Start of Dataset records

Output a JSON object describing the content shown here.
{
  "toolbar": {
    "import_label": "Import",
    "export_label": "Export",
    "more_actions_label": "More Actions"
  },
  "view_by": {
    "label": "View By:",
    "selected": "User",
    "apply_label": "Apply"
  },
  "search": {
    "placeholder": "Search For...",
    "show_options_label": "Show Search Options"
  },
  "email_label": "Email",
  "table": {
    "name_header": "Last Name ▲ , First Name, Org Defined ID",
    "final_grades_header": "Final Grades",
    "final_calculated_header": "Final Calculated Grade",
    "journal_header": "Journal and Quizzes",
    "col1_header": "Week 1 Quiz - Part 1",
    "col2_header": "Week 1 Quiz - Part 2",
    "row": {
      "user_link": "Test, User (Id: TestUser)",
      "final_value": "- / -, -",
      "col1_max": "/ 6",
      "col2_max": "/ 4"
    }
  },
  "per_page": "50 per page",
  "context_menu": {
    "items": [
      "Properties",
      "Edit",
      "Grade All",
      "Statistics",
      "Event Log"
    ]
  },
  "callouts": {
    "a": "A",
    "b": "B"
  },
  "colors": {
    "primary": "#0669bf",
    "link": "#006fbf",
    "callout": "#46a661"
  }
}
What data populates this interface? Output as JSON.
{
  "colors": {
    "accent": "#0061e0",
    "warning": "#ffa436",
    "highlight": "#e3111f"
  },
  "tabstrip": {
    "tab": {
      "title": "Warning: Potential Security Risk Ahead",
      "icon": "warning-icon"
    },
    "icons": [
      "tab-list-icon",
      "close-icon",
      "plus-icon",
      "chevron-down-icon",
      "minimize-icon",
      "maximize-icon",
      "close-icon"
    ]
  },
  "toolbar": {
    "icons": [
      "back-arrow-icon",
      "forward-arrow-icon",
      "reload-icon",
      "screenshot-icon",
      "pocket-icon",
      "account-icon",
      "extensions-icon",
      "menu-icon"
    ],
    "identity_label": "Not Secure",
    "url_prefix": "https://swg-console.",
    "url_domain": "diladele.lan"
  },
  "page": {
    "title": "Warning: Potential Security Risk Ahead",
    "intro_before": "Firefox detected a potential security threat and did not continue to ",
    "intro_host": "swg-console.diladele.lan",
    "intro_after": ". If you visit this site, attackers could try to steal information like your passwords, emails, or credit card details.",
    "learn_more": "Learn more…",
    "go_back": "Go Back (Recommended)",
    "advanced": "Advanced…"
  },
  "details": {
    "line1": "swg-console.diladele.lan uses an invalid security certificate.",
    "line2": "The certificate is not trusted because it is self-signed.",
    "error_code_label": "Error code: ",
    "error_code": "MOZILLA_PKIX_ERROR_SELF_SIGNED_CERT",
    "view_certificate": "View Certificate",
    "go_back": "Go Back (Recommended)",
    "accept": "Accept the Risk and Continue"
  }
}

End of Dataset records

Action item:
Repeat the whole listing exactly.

Solution to this problem:
Output a JSON object describing the content shown here.
{
  "toolbar": {
    "import_label": "Import",
    "export_label": "Export",
    "more_actions_label": "More Actions"
  },
  "view_by": {
    "label": "View By:",
    "selected": "User",
    "apply_label": "Apply"
  },
  "search": {
    "placeholder": "Search For...",
    "show_options_label": "Show Search Options"
  },
  "email_label": "Email",
  "table": {
    "name_header": "Last Name ▲ , First Name, Org Defined ID",
    "final_grades_header": "Final Grades",
    "final_calculated_header": "Final Calculated Grade",
    "journal_header": "Journal and Quizzes",
    "col1_header": "Week 1 Quiz - Part 1",
    "col2_header": "Week 1 Quiz - Part 2",
    "row": {
      "user_link": "Test, User (Id: TestUser)",
      "final_value": "- / -, -",
      "col1_max": "/ 6",
      "col2_max": "/ 4"
    }
  },
  "per_page": "50 per page",
  "context_menu": {
    "items": [
      "Properties",
      "Edit",
      "Grade All",
      "Statistics",
      "Event Log"
    ]
  },
  "callouts": {
    "a": "A",
    "b": "B"
  },
  "colors": {
    "primary": "#0669bf",
    "link": "#006fbf",
    "callout": "#46a661"
  }
}
What data populates this interface? Output as JSON.
{
  "colors": {
    "accent": "#0061e0",
    "warning": "#ffa436",
    "highlight": "#e3111f"
  },
  "tabstrip": {
    "tab": {
      "title": "Warning: Potential Security Risk Ahead",
      "icon": "warning-icon"
    },
    "icons": [
      "tab-list-icon",
      "close-icon",
      "plus-icon",
      "chevron-down-icon",
      "minimize-icon",
      "maximize-icon",
      "close-icon"
    ]
  },
  "toolbar": {
    "icons": [
      "back-arrow-icon",
      "forward-arrow-icon",
      "reload-icon",
      "screenshot-icon",
      "pocket-icon",
      "account-icon",
      "extensions-icon",
      "menu-icon"
    ],
    "identity_label": "Not Secure",
    "url_prefix": "https://swg-console.",
    "url_domain": "diladele.lan"
  },
  "page": {
    "title": "Warning: Potential Security Risk Ahead",
    "intro_before": "Firefox detected a potential security threat and did not continue to ",
    "intro_host": "swg-console.diladele.lan",
    "intro_after": ". If you visit this site, attackers could try to steal information like your passwords, emails, or credit card details.",
    "learn_more": "Learn more…",
    "go_back": "Go Back (Recommended)",
    "advanced": "Advanced…"
  },
  "details": {
    "line1": "swg-console.diladele.lan uses an invalid security certificate.",
    "line2": "The certificate is not trusted because it is self-signed.",
    "error_code_label": "Error code: ",
    "error_code": "MOZILLA_PKIX_ERROR_SELF_SIGNED_CERT",
    "view_certificate": "View Certificate",
    "go_back": "Go Back (Recommended)",
    "accept": "Accept the Risk and Continue"
  }
}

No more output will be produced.